*** Begin section ***
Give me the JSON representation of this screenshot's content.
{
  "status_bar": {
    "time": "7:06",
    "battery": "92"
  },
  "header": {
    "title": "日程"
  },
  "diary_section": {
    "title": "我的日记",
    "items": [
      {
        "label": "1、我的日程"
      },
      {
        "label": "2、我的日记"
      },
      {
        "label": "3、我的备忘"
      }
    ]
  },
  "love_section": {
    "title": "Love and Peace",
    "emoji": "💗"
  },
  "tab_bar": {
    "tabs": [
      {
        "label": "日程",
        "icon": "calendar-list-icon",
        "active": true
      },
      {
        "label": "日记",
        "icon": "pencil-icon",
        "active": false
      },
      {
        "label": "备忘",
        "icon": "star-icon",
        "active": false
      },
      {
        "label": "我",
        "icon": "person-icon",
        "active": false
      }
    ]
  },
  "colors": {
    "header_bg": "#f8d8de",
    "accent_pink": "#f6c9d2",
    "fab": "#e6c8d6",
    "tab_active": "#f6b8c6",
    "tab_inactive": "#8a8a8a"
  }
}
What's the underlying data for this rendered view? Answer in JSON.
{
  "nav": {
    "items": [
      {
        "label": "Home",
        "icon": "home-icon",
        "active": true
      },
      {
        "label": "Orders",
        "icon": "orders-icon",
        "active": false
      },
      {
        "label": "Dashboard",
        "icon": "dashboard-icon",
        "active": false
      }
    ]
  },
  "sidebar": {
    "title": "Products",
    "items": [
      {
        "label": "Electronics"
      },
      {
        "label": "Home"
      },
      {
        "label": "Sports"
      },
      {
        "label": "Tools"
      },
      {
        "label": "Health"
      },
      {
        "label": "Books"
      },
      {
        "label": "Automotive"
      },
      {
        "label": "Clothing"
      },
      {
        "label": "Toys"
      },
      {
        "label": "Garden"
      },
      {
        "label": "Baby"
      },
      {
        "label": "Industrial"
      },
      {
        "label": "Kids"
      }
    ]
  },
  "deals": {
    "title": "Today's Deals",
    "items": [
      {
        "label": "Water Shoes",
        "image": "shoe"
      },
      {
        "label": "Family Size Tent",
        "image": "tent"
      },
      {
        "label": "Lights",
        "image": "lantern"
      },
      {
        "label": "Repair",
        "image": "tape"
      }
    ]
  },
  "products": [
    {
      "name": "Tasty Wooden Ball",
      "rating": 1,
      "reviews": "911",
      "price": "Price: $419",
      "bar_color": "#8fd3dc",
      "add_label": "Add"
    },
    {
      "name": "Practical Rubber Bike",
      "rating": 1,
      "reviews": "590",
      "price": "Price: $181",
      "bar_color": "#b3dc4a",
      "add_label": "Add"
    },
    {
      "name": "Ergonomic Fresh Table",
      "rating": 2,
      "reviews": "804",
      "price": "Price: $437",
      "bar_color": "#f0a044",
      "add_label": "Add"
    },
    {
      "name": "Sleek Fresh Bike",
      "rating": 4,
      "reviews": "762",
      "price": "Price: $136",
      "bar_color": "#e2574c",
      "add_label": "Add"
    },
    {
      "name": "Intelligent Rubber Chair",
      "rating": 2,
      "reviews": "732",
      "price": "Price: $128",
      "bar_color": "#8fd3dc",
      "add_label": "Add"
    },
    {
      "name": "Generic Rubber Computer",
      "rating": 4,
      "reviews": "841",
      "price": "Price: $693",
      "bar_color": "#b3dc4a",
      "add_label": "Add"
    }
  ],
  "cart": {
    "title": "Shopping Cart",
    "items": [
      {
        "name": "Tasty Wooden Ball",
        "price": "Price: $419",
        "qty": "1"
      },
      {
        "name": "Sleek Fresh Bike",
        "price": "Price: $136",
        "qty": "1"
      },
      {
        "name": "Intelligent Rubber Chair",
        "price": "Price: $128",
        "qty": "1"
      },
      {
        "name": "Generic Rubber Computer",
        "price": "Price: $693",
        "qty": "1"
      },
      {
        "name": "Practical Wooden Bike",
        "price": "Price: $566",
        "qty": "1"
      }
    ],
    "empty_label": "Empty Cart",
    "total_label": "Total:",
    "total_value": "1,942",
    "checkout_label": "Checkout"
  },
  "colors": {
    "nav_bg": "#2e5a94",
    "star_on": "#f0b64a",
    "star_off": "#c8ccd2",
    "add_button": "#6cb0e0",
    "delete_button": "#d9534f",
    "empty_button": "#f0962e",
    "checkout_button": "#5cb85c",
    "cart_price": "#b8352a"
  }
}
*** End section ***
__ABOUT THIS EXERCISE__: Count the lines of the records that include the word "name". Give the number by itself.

__WRITTEN SOLUTION__: 11